Description of the task: Write out the data that follows exactly, keeping every picture out.

The input:
*** Begin section ***

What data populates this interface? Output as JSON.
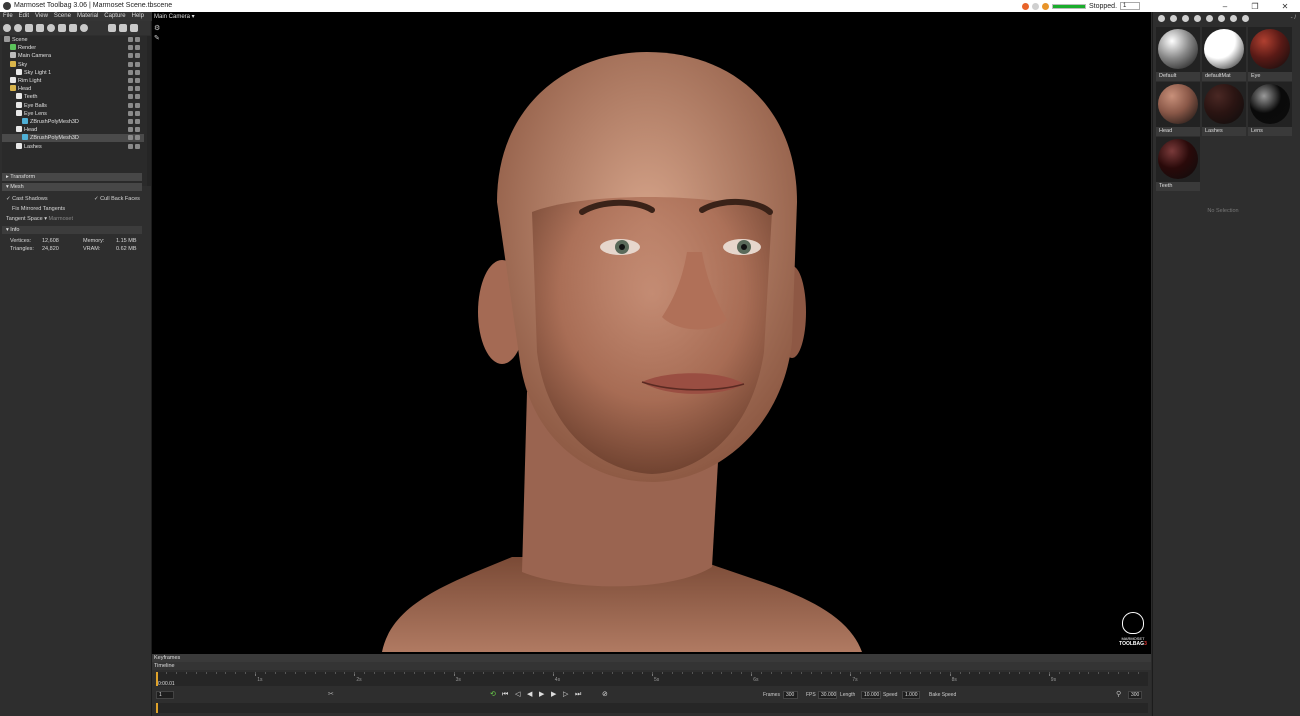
{
  "window": {
    "title": "Marmoset Toolbag 3.06  |  Marmoset Scene.tbscene",
    "status": "Stopped.",
    "status_value": "1",
    "progress_pct": 100,
    "minimize": "–",
    "maximize": "❐",
    "close": "✕"
  },
  "menu": [
    "File",
    "Edit",
    "View",
    "Scene",
    "Material",
    "Capture",
    "Help"
  ],
  "scene_tree": [
    {
      "label": "Scene",
      "depth": 0,
      "icon": "scene-icon",
      "color": "#9a9a9a"
    },
    {
      "label": "Render",
      "depth": 1,
      "icon": "render-icon",
      "color": "#5bc45b"
    },
    {
      "label": "Main Camera",
      "depth": 1,
      "icon": "camera-icon",
      "color": "#bbbbbb"
    },
    {
      "label": "Sky",
      "depth": 1,
      "icon": "sky-icon",
      "color": "#d9b44a"
    },
    {
      "label": "Sky Light 1",
      "depth": 2,
      "icon": "light-icon",
      "color": "#e8e8e8"
    },
    {
      "label": "Rim Light",
      "depth": 1,
      "icon": "light-icon",
      "color": "#e8e8e8"
    },
    {
      "label": "Head",
      "depth": 1,
      "icon": "folder-icon",
      "color": "#d9b44a"
    },
    {
      "label": "Teeth",
      "depth": 2,
      "icon": "mesh-icon",
      "color": "#e8e8e8"
    },
    {
      "label": "Eye Balls",
      "depth": 2,
      "icon": "mesh-icon",
      "color": "#e8e8e8"
    },
    {
      "label": "Eye Lens",
      "depth": 2,
      "icon": "mesh-icon",
      "color": "#e8e8e8"
    },
    {
      "label": "ZBrushPolyMesh3D",
      "depth": 3,
      "icon": "mesh-icon",
      "color": "#4fb0d6"
    },
    {
      "label": "Head",
      "depth": 2,
      "icon": "mesh-icon",
      "color": "#e8e8e8"
    },
    {
      "label": "ZBrushPolyMesh3D",
      "depth": 3,
      "icon": "mesh-icon",
      "color": "#4fb0d6",
      "selected": true
    },
    {
      "label": "Lashes",
      "depth": 2,
      "icon": "mesh-icon",
      "color": "#e8e8e8"
    }
  ],
  "properties": {
    "transform": "Transform",
    "mesh": "Mesh",
    "cast_shadows": "Cast Shadows",
    "cull_back_faces": "Cull Back Faces",
    "fix_mirrored": "Fix Mirrored Tangents",
    "tangent_space_label": "Tangent Space",
    "tangent_space_value": "Marmoset",
    "info": "Info",
    "vertices_label": "Vertices:",
    "vertices_value": "12,608",
    "memory_label": "Memory:",
    "memory_value": "1.15 MB",
    "triangles_label": "Triangles:",
    "triangles_value": "24,820",
    "vram_label": "VRAM:",
    "vram_value": "0.62 MB"
  },
  "viewport": {
    "camera": "Main Camera ▾",
    "logo_line1": "MARMOSET",
    "logo_line2": "TOOLBAG",
    "logo_num": "3"
  },
  "materials": [
    {
      "name": "Default",
      "color": "#8a8a8a",
      "highlight": "#ffffff"
    },
    {
      "name": "defaultMat",
      "color": "#ffffff",
      "highlight": "#ffffff"
    },
    {
      "name": "Eye",
      "color": "#5a1a16",
      "highlight": "#b04030"
    },
    {
      "name": "Head",
      "color": "#8a5848",
      "highlight": "#c8907a"
    },
    {
      "name": "Lashes",
      "color": "#2a1412",
      "highlight": "#4a2824"
    },
    {
      "name": "Lens",
      "color": "#0a0a0a",
      "highlight": "#9a9a9a"
    },
    {
      "name": "Teeth",
      "color": "#2a0a0a",
      "highlight": "#7a3a3a"
    }
  ],
  "right_panel": {
    "no_selection": "No Selection",
    "icons": [
      "add-icon",
      "duplicate-icon",
      "link-icon",
      "folder-icon",
      "delete-icon",
      "picker-icon",
      "check-icon",
      "gear-icon"
    ],
    "zoom": "- /"
  },
  "timeline": {
    "keyframes": "Keyframes",
    "timeline": "Timeline",
    "ticks": [
      "1s",
      "2s",
      "3s",
      "4s",
      "5s",
      "6s",
      "7s",
      "8s",
      "9s"
    ],
    "time": "0:00.01",
    "frame": "1",
    "frames_label": "Frames",
    "frames_value": "300",
    "fps_label": "FPS",
    "fps_value": "30.000",
    "length_label": "Length",
    "length_value": "10.000",
    "speed_label": "Speed",
    "speed_value": "1.000",
    "bake_speed": "Bake Speed",
    "end_value": "300"
  }
}
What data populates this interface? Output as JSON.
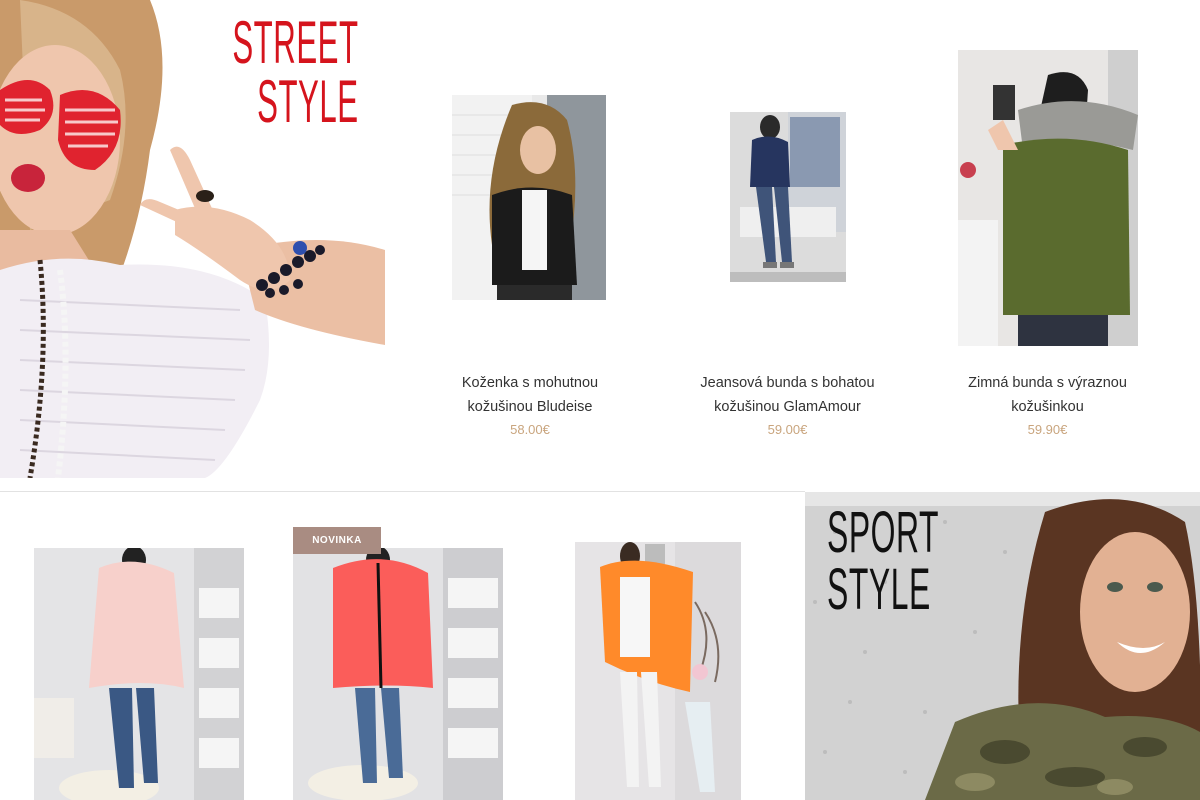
{
  "street_banner": {
    "line1": "STREET",
    "line2": "STYLE"
  },
  "sport_banner": {
    "line1": "SPORT",
    "line2": "STYLE"
  },
  "products": [
    {
      "name_line1": "Koženka s mohutnou",
      "name_line2": "kožušinou Bludeise",
      "price": "58.00€"
    },
    {
      "name_line1": "Jeansová bunda s bohatou",
      "name_line2": "kožušinou GlamAmour",
      "price": "59.00€"
    },
    {
      "name_line1": "Zimná bunda s výraznou",
      "name_line2": "kožušinkou",
      "price": "59.90€"
    }
  ],
  "bottom_products": [
    {
      "badge": ""
    },
    {
      "badge": "NOVINKA"
    },
    {
      "badge": ""
    }
  ],
  "colors": {
    "street_red": "#d5141d",
    "price_tan": "#c9a57e",
    "badge_bg": "#a98c82"
  }
}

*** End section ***

Answer:
What data populates this interface? Output as JSON.
{
  "window": {
    "title": "Marmoset Toolbag 3.06  |  Marmoset Scene.tbscene",
    "status": "Stopped.",
    "status_value": "1",
    "progress_pct": 100,
    "minimize": "–",
    "maximize": "❐",
    "close": "✕"
  },
  "menu": [
    "File",
    "Edit",
    "View",
    "Scene",
    "Material",
    "Capture",
    "Help"
  ],
  "scene_tree": [
    {
      "label": "Scene",
      "depth": 0,
      "icon": "scene-icon",
      "color": "#9a9a9a"
    },
    {
      "label": "Render",
      "depth": 1,
      "icon": "render-icon",
      "color": "#5bc45b"
    },
    {
      "label": "Main Camera",
      "depth": 1,
      "icon": "camera-icon",
      "color": "#bbbbbb"
    },
    {
      "label": "Sky",
      "depth": 1,
      "icon": "sky-icon",
      "color": "#d9b44a"
    },
    {
      "label": "Sky Light 1",
      "depth": 2,
      "icon": "light-icon",
      "color": "#e8e8e8"
    },
    {
      "label": "Rim Light",
      "depth": 1,
      "icon": "light-icon",
      "color": "#e8e8e8"
    },
    {
      "label": "Head",
      "depth": 1,
      "icon": "folder-icon",
      "color": "#d9b44a"
    },
    {
      "label": "Teeth",
      "depth": 2,
      "icon": "mesh-icon",
      "color": "#e8e8e8"
    },
    {
      "label": "Eye Balls",
      "depth": 2,
      "icon": "mesh-icon",
      "color": "#e8e8e8"
    },
    {
      "label": "Eye Lens",
      "depth": 2,
      "icon": "mesh-icon",
      "color": "#e8e8e8"
    },
    {
      "label": "ZBrushPolyMesh3D",
      "depth": 3,
      "icon": "mesh-icon",
      "color": "#4fb0d6"
    },
    {
      "label": "Head",
      "depth": 2,
      "icon": "mesh-icon",
      "color": "#e8e8e8"
    },
    {
      "label": "ZBrushPolyMesh3D",
      "depth": 3,
      "icon": "mesh-icon",
      "color": "#4fb0d6",
      "selected": true
    },
    {
      "label": "Lashes",
      "depth": 2,
      "icon": "mesh-icon",
      "color": "#e8e8e8"
    }
  ],
  "properties": {
    "transform": "Transform",
    "mesh": "Mesh",
    "cast_shadows": "Cast Shadows",
    "cull_back_faces": "Cull Back Faces",
    "fix_mirrored": "Fix Mirrored Tangents",
    "tangent_space_label": "Tangent Space",
    "tangent_space_value": "Marmoset",
    "info": "Info",
    "vertices_label": "Vertices:",
    "vertices_value": "12,608",
    "memory_label": "Memory:",
    "memory_value": "1.15 MB",
    "triangles_label": "Triangles:",
    "triangles_value": "24,820",
    "vram_label": "VRAM:",
    "vram_value": "0.62 MB"
  },
  "viewport": {
    "camera": "Main Camera ▾",
    "logo_line1": "MARMOSET",
    "logo_line2": "TOOLBAG",
    "logo_num": "3"
  },
  "materials": [
    {
      "name": "Default",
      "color": "#8a8a8a",
      "highlight": "#ffffff"
    },
    {
      "name": "defaultMat",
      "color": "#ffffff",
      "highlight": "#ffffff"
    },
    {
      "name": "Eye",
      "color": "#5a1a16",
      "highlight": "#b04030"
    },
    {
      "name": "Head",
      "color": "#8a5848",
      "highlight": "#c8907a"
    },
    {
      "name": "Lashes",
      "color": "#2a1412",
      "highlight": "#4a2824"
    },
    {
      "name": "Lens",
      "color": "#0a0a0a",
      "highlight": "#9a9a9a"
    },
    {
      "name": "Teeth",
      "color": "#2a0a0a",
      "highlight": "#7a3a3a"
    }
  ],
  "right_panel": {
    "no_selection": "No Selection",
    "icons": [
      "add-icon",
      "duplicate-icon",
      "link-icon",
      "folder-icon",
      "delete-icon",
      "picker-icon",
      "check-icon",
      "gear-icon"
    ],
    "zoom": "- /"
  },
  "timeline": {
    "keyframes": "Keyframes",
    "timeline": "Timeline",
    "ticks": [
      "1s",
      "2s",
      "3s",
      "4s",
      "5s",
      "6s",
      "7s",
      "8s",
      "9s"
    ],
    "time": "0:00.01",
    "frame": "1",
    "frames_label": "Frames",
    "frames_value": "300",
    "fps_label": "FPS",
    "fps_value": "30.000",
    "length_label": "Length",
    "length_value": "10.000",
    "speed_label": "Speed",
    "speed_value": "1.000",
    "bake_speed": "Bake Speed",
    "end_value": "300"
  }
}
What data populates this interface? Output as JSON.
{
  "street_banner": {
    "line1": "STREET",
    "line2": "STYLE"
  },
  "sport_banner": {
    "line1": "SPORT",
    "line2": "STYLE"
  },
  "products": [
    {
      "name_line1": "Koženka s mohutnou",
      "name_line2": "kožušinou Bludeise",
      "price": "58.00€"
    },
    {
      "name_line1": "Jeansová bunda s bohatou",
      "name_line2": "kožušinou GlamAmour",
      "price": "59.00€"
    },
    {
      "name_line1": "Zimná bunda s výraznou",
      "name_line2": "kožušinkou",
      "price": "59.90€"
    }
  ],
  "bottom_products": [
    {
      "badge": ""
    },
    {
      "badge": "NOVINKA"
    },
    {
      "badge": ""
    }
  ],
  "colors": {
    "street_red": "#d5141d",
    "price_tan": "#c9a57e",
    "badge_bg": "#a98c82"
  }
}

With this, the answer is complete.